## Action item:
Line count for "https": say how many lines of the data contain it, with no other text.

(Stored items from a collection)
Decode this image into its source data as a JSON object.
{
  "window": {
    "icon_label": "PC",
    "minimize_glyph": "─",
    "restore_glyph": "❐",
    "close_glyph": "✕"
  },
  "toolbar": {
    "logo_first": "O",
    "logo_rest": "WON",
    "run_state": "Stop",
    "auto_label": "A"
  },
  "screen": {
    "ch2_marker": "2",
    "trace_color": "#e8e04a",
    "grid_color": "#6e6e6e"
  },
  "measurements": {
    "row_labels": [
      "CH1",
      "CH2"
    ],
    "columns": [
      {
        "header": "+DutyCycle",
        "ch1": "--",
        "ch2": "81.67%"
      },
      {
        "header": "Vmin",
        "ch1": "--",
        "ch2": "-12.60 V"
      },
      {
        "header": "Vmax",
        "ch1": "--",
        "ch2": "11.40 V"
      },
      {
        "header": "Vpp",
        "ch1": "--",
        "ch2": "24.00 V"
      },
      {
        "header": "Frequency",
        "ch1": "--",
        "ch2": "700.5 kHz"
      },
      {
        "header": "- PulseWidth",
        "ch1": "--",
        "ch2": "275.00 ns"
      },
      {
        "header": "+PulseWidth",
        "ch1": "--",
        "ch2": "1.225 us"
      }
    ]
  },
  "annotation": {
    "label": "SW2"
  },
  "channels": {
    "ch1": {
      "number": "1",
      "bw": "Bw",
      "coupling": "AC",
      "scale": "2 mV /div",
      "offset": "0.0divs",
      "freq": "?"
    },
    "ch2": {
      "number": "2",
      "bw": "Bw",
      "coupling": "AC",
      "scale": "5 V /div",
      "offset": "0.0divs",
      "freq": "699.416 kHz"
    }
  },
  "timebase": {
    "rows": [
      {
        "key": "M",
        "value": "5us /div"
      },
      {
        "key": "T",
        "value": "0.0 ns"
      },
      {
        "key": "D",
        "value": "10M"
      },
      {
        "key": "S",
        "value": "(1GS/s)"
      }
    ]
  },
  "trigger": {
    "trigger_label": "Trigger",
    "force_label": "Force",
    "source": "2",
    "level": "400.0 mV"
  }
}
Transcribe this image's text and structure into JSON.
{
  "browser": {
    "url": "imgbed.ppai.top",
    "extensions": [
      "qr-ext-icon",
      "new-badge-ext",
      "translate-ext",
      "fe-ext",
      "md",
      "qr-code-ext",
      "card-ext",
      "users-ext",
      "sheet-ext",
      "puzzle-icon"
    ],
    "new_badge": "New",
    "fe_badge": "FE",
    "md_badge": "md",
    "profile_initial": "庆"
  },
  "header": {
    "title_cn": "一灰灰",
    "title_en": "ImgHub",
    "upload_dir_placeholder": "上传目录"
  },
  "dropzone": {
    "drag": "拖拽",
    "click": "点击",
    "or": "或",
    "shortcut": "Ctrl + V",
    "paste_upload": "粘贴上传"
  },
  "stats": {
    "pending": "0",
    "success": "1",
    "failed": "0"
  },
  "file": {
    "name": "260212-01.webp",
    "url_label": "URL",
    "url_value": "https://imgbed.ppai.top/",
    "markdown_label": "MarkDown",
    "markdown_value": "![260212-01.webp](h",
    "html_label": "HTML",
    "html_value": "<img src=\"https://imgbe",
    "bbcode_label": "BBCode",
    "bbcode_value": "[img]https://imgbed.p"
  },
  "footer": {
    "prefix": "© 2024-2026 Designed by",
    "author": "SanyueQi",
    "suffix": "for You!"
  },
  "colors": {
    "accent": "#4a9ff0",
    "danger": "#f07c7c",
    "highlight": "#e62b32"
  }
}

## Response to the exercise:
3